The problem
Omit any picture, and return the remaining data exactly as written.

[Stored data entries]
━━━━

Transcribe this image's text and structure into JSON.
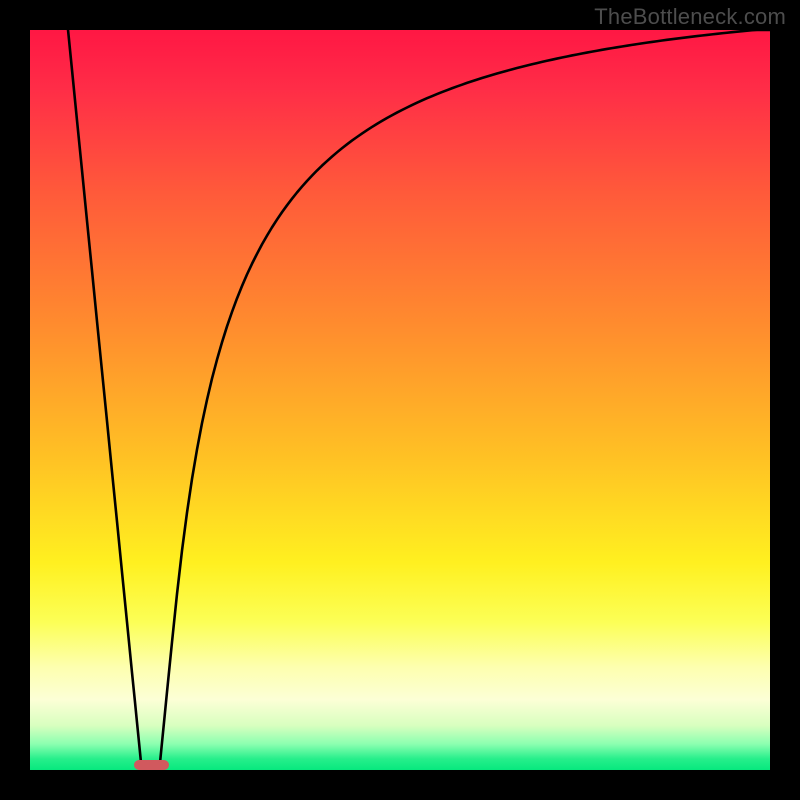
{
  "watermark": "TheBottleneck.com",
  "chart_data": {
    "type": "line",
    "title": "",
    "xlabel": "",
    "ylabel": "",
    "xlim": [
      0,
      100
    ],
    "ylim": [
      0,
      100
    ],
    "grid": false,
    "background_gradient": {
      "stops": [
        {
          "pos": 0.0,
          "color": "#ff1744"
        },
        {
          "pos": 0.08,
          "color": "#ff2d47"
        },
        {
          "pos": 0.22,
          "color": "#ff5a3a"
        },
        {
          "pos": 0.4,
          "color": "#ff8c2e"
        },
        {
          "pos": 0.58,
          "color": "#ffc224"
        },
        {
          "pos": 0.72,
          "color": "#fff020"
        },
        {
          "pos": 0.8,
          "color": "#fcff56"
        },
        {
          "pos": 0.86,
          "color": "#fdffae"
        },
        {
          "pos": 0.905,
          "color": "#fcffd6"
        },
        {
          "pos": 0.94,
          "color": "#d8ffbf"
        },
        {
          "pos": 0.965,
          "color": "#8bffb0"
        },
        {
          "pos": 0.985,
          "color": "#26ef8b"
        },
        {
          "pos": 1.0,
          "color": "#07e87e"
        }
      ]
    },
    "series": [
      {
        "name": "left-branch",
        "x": [
          5.14,
          5.68,
          6.35,
          7.03,
          7.7,
          8.38,
          9.05,
          9.73,
          10.41,
          11.08,
          11.76,
          12.43,
          13.11,
          13.78,
          14.19,
          14.46,
          14.73,
          15.0,
          15.54
        ],
        "y": [
          100.0,
          94.58,
          87.8,
          81.02,
          74.24,
          67.46,
          60.68,
          53.9,
          47.12,
          40.34,
          33.56,
          26.77,
          19.99,
          13.21,
          9.15,
          6.44,
          3.73,
          1.02,
          0.34
        ]
      },
      {
        "name": "right-branch",
        "x": [
          17.3,
          17.57,
          17.84,
          18.11,
          18.51,
          19.19,
          19.86,
          20.54,
          21.22,
          21.89,
          22.57,
          23.24,
          23.92,
          24.59,
          25.27,
          25.95,
          26.62,
          27.3,
          27.97,
          28.65,
          29.32,
          30.0,
          30.68,
          31.35,
          32.03,
          32.7,
          33.38,
          34.05,
          34.73,
          35.41,
          36.08,
          36.76,
          37.43,
          38.11,
          38.78,
          39.46,
          40.14,
          40.81,
          41.49,
          42.16,
          42.84,
          43.51,
          44.19,
          44.86,
          45.54,
          46.22,
          46.89,
          47.57,
          48.24,
          48.92,
          49.59,
          50.27,
          50.95,
          51.62,
          52.3,
          52.97,
          53.65,
          54.32,
          55.0,
          55.68,
          56.35,
          57.03,
          57.7,
          58.38,
          59.05,
          59.73,
          60.41,
          61.08,
          61.76,
          62.43,
          63.11,
          63.78,
          64.46,
          65.14,
          65.81,
          66.49,
          67.16,
          67.84,
          68.51,
          69.19,
          69.86,
          70.54,
          71.22,
          71.89,
          72.57,
          73.24,
          73.92,
          74.59,
          75.27,
          75.95,
          76.62,
          77.3,
          77.97,
          78.65,
          79.32,
          80.0,
          80.68,
          81.35,
          82.03,
          82.7,
          83.38,
          84.05,
          84.73,
          85.41,
          86.08,
          86.76,
          87.43,
          88.11,
          88.78,
          89.46,
          90.14,
          90.81,
          91.49,
          92.16,
          92.84,
          93.51,
          94.19,
          94.86,
          95.54,
          96.22,
          96.89,
          97.57,
          98.24,
          98.92,
          99.59,
          100.0
        ],
        "y": [
          0.34,
          1.02,
          3.73,
          6.44,
          10.51,
          17.29,
          23.73,
          29.64,
          34.81,
          39.32,
          43.32,
          46.86,
          50.03,
          52.88,
          55.45,
          57.8,
          59.94,
          61.91,
          63.72,
          65.4,
          66.96,
          68.41,
          69.76,
          71.03,
          72.21,
          73.33,
          74.38,
          75.37,
          76.31,
          77.2,
          78.04,
          78.84,
          79.6,
          80.32,
          81.01,
          81.67,
          82.29,
          82.89,
          83.47,
          84.02,
          84.55,
          85.06,
          85.54,
          86.01,
          86.46,
          86.9,
          87.31,
          87.72,
          88.11,
          88.48,
          88.84,
          89.19,
          89.53,
          89.86,
          90.17,
          90.48,
          90.78,
          91.06,
          91.34,
          91.61,
          91.87,
          92.13,
          92.37,
          92.61,
          92.85,
          93.07,
          93.29,
          93.51,
          93.72,
          93.92,
          94.12,
          94.31,
          94.5,
          94.68,
          94.86,
          95.03,
          95.2,
          95.37,
          95.53,
          95.69,
          95.84,
          95.99,
          96.14,
          96.28,
          96.42,
          96.56,
          96.69,
          96.82,
          96.95,
          97.08,
          97.2,
          97.32,
          97.44,
          97.55,
          97.66,
          97.77,
          97.88,
          97.99,
          98.09,
          98.19,
          98.29,
          98.39,
          98.48,
          98.58,
          98.67,
          98.76,
          98.84,
          98.93,
          99.01,
          99.1,
          99.18,
          99.26,
          99.33,
          99.41,
          99.48,
          99.56,
          99.63,
          99.7,
          99.77,
          99.84,
          99.9,
          99.97,
          100.0,
          100.0,
          100.0,
          100.0
        ]
      }
    ],
    "marker": {
      "x_center": 16.4,
      "y_center": 0.7,
      "width_x": 4.8,
      "height_y": 1.4,
      "color": "#d1595e"
    }
  }
}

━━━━

Output for this exercise
Transcribe this image's text and structure into JSON.
{
  "watermark": "TheBottleneck.com",
  "chart_data": {
    "type": "line",
    "title": "",
    "xlabel": "",
    "ylabel": "",
    "xlim": [
      0,
      100
    ],
    "ylim": [
      0,
      100
    ],
    "grid": false,
    "background_gradient": {
      "stops": [
        {
          "pos": 0.0,
          "color": "#ff1744"
        },
        {
          "pos": 0.08,
          "color": "#ff2d47"
        },
        {
          "pos": 0.22,
          "color": "#ff5a3a"
        },
        {
          "pos": 0.4,
          "color": "#ff8c2e"
        },
        {
          "pos": 0.58,
          "color": "#ffc224"
        },
        {
          "pos": 0.72,
          "color": "#fff020"
        },
        {
          "pos": 0.8,
          "color": "#fcff56"
        },
        {
          "pos": 0.86,
          "color": "#fdffae"
        },
        {
          "pos": 0.905,
          "color": "#fcffd6"
        },
        {
          "pos": 0.94,
          "color": "#d8ffbf"
        },
        {
          "pos": 0.965,
          "color": "#8bffb0"
        },
        {
          "pos": 0.985,
          "color": "#26ef8b"
        },
        {
          "pos": 1.0,
          "color": "#07e87e"
        }
      ]
    },
    "series": [
      {
        "name": "left-branch",
        "x": [
          5.14,
          5.68,
          6.35,
          7.03,
          7.7,
          8.38,
          9.05,
          9.73,
          10.41,
          11.08,
          11.76,
          12.43,
          13.11,
          13.78,
          14.19,
          14.46,
          14.73,
          15.0,
          15.54
        ],
        "y": [
          100.0,
          94.58,
          87.8,
          81.02,
          74.24,
          67.46,
          60.68,
          53.9,
          47.12,
          40.34,
          33.56,
          26.77,
          19.99,
          13.21,
          9.15,
          6.44,
          3.73,
          1.02,
          0.34
        ]
      },
      {
        "name": "right-branch",
        "x": [
          17.3,
          17.57,
          17.84,
          18.11,
          18.51,
          19.19,
          19.86,
          20.54,
          21.22,
          21.89,
          22.57,
          23.24,
          23.92,
          24.59,
          25.27,
          25.95,
          26.62,
          27.3,
          27.97,
          28.65,
          29.32,
          30.0,
          30.68,
          31.35,
          32.03,
          32.7,
          33.38,
          34.05,
          34.73,
          35.41,
          36.08,
          36.76,
          37.43,
          38.11,
          38.78,
          39.46,
          40.14,
          40.81,
          41.49,
          42.16,
          42.84,
          43.51,
          44.19,
          44.86,
          45.54,
          46.22,
          46.89,
          47.57,
          48.24,
          48.92,
          49.59,
          50.27,
          50.95,
          51.62,
          52.3,
          52.97,
          53.65,
          54.32,
          55.0,
          55.68,
          56.35,
          57.03,
          57.7,
          58.38,
          59.05,
          59.73,
          60.41,
          61.08,
          61.76,
          62.43,
          63.11,
          63.78,
          64.46,
          65.14,
          65.81,
          66.49,
          67.16,
          67.84,
          68.51,
          69.19,
          69.86,
          70.54,
          71.22,
          71.89,
          72.57,
          73.24,
          73.92,
          74.59,
          75.27,
          75.95,
          76.62,
          77.3,
          77.97,
          78.65,
          79.32,
          80.0,
          80.68,
          81.35,
          82.03,
          82.7,
          83.38,
          84.05,
          84.73,
          85.41,
          86.08,
          86.76,
          87.43,
          88.11,
          88.78,
          89.46,
          90.14,
          90.81,
          91.49,
          92.16,
          92.84,
          93.51,
          94.19,
          94.86,
          95.54,
          96.22,
          96.89,
          97.57,
          98.24,
          98.92,
          99.59,
          100.0
        ],
        "y": [
          0.34,
          1.02,
          3.73,
          6.44,
          10.51,
          17.29,
          23.73,
          29.64,
          34.81,
          39.32,
          43.32,
          46.86,
          50.03,
          52.88,
          55.45,
          57.8,
          59.94,
          61.91,
          63.72,
          65.4,
          66.96,
          68.41,
          69.76,
          71.03,
          72.21,
          73.33,
          74.38,
          75.37,
          76.31,
          77.2,
          78.04,
          78.84,
          79.6,
          80.32,
          81.01,
          81.67,
          82.29,
          82.89,
          83.47,
          84.02,
          84.55,
          85.06,
          85.54,
          86.01,
          86.46,
          86.9,
          87.31,
          87.72,
          88.11,
          88.48,
          88.84,
          89.19,
          89.53,
          89.86,
          90.17,
          90.48,
          90.78,
          91.06,
          91.34,
          91.61,
          91.87,
          92.13,
          92.37,
          92.61,
          92.85,
          93.07,
          93.29,
          93.51,
          93.72,
          93.92,
          94.12,
          94.31,
          94.5,
          94.68,
          94.86,
          95.03,
          95.2,
          95.37,
          95.53,
          95.69,
          95.84,
          95.99,
          96.14,
          96.28,
          96.42,
          96.56,
          96.69,
          96.82,
          96.95,
          97.08,
          97.2,
          97.32,
          97.44,
          97.55,
          97.66,
          97.77,
          97.88,
          97.99,
          98.09,
          98.19,
          98.29,
          98.39,
          98.48,
          98.58,
          98.67,
          98.76,
          98.84,
          98.93,
          99.01,
          99.1,
          99.18,
          99.26,
          99.33,
          99.41,
          99.48,
          99.56,
          99.63,
          99.7,
          99.77,
          99.84,
          99.9,
          99.97,
          100.0,
          100.0,
          100.0,
          100.0
        ]
      }
    ],
    "marker": {
      "x_center": 16.4,
      "y_center": 0.7,
      "width_x": 4.8,
      "height_y": 1.4,
      "color": "#d1595e"
    }
  }
}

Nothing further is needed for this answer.